[Given information]:

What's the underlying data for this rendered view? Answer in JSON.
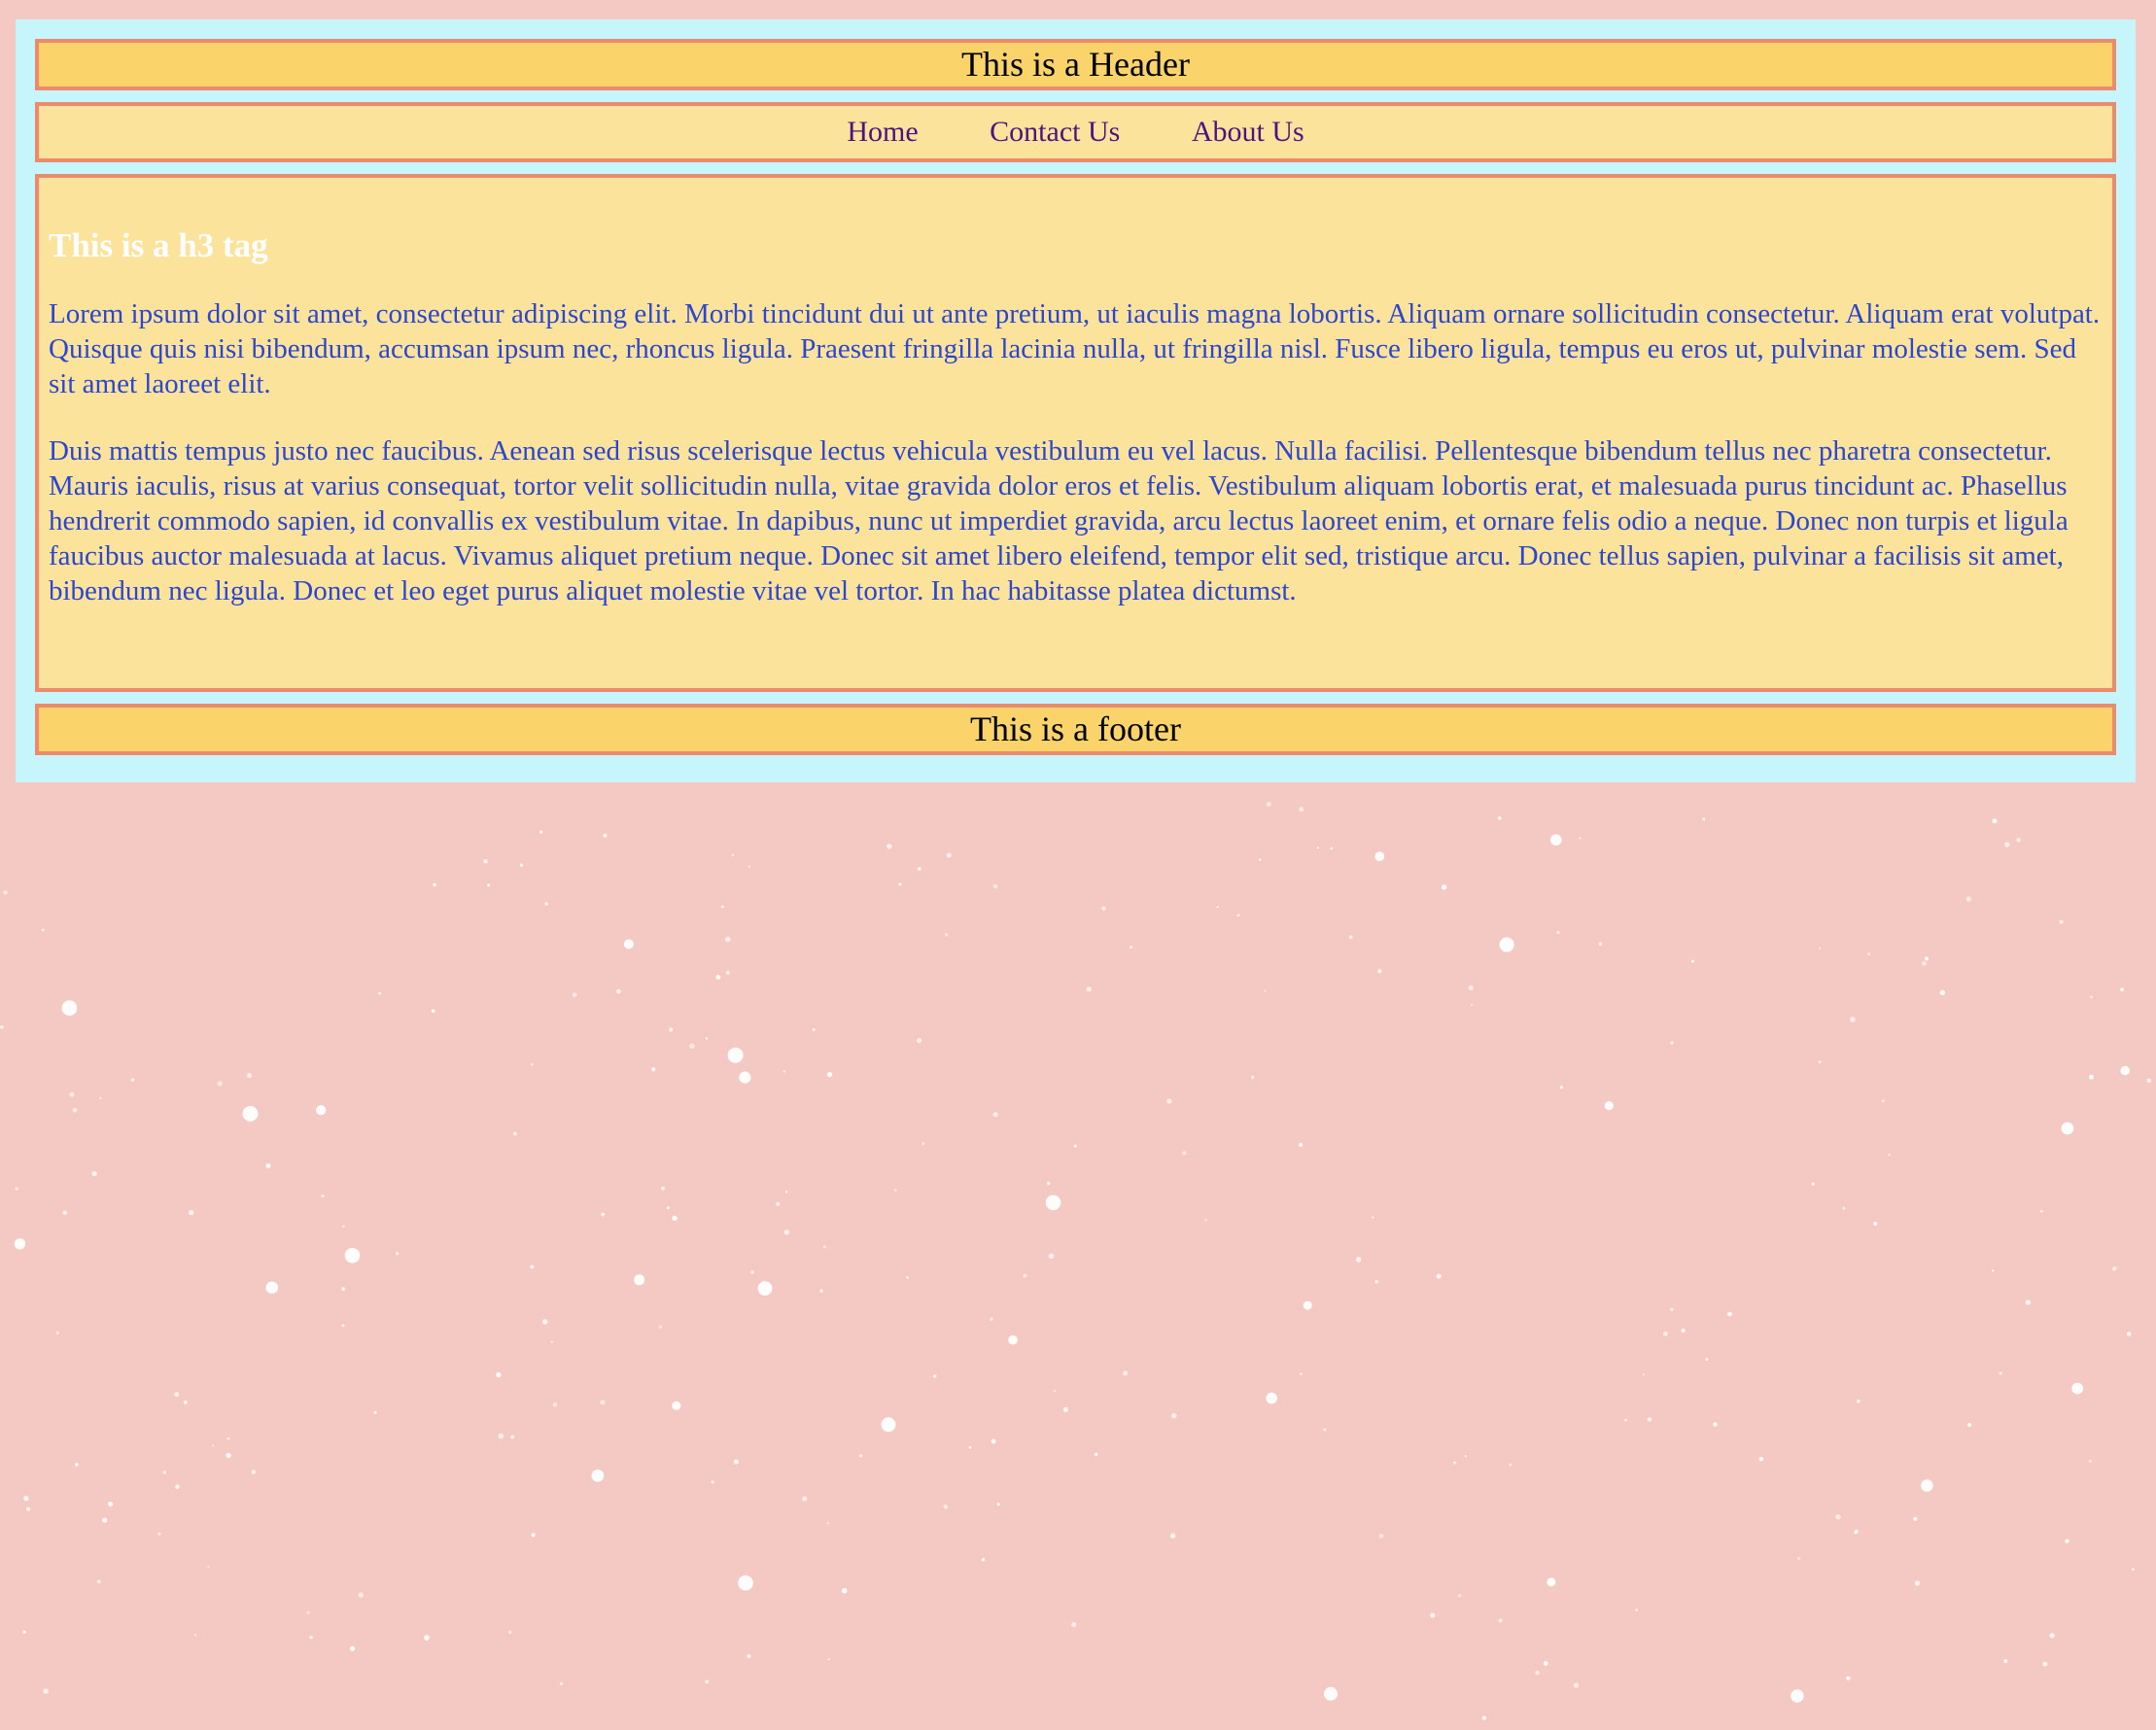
{
  "colors": {
    "page_background": "#f4c9c3",
    "container_background": "#c6f6fb",
    "header_background": "#fad46b",
    "content_background": "#fce39c",
    "border": "#ec8a6e",
    "link": "#4b1580",
    "paragraph_text": "#2b46cf",
    "heading_text": "#ffffff"
  },
  "header": {
    "title": "This is a Header"
  },
  "nav": {
    "items": [
      {
        "label": "Home"
      },
      {
        "label": "Contact Us"
      },
      {
        "label": "About Us"
      }
    ]
  },
  "main": {
    "heading": "This is a h3 tag",
    "paragraphs": [
      "Lorem ipsum dolor sit amet, consectetur adipiscing elit. Morbi tincidunt dui ut ante pretium, ut iaculis magna lobortis. Aliquam ornare sollicitudin consectetur. Aliquam erat volutpat. Quisque quis nisi bibendum, accumsan ipsum nec, rhoncus ligula. Praesent fringilla lacinia nulla, ut fringilla nisl. Fusce libero ligula, tempus eu eros ut, pulvinar molestie sem. Sed sit amet laoreet elit.",
      "Duis mattis tempus justo nec faucibus. Aenean sed risus scelerisque lectus vehicula vestibulum eu vel lacus. Nulla facilisi. Pellentesque bibendum tellus nec pharetra consectetur. Mauris iaculis, risus at varius consequat, tortor velit sollicitudin nulla, vitae gravida dolor eros et felis. Vestibulum aliquam lobortis erat, et malesuada purus tincidunt ac. Phasellus hendrerit commodo sapien, id convallis ex vestibulum vitae. In dapibus, nunc ut imperdiet gravida, arcu lectus laoreet enim, et ornare felis odio a neque. Donec non turpis et ligula faucibus auctor malesuada at lacus. Vivamus aliquet pretium neque. Donec sit amet libero eleifend, tempor elit sed, tristique arcu. Donec tellus sapien, pulvinar a facilisis sit amet, bibendum nec ligula. Donec et leo eget purus aliquet molestie vitae vel tortor. In hac habitasse platea dictumst."
    ]
  },
  "footer": {
    "text": "This is a footer"
  }
}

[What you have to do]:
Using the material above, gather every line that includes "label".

[Solution for this task]:
        "label": "Home"
        "label": "Contact Us"
        "label": "About Us"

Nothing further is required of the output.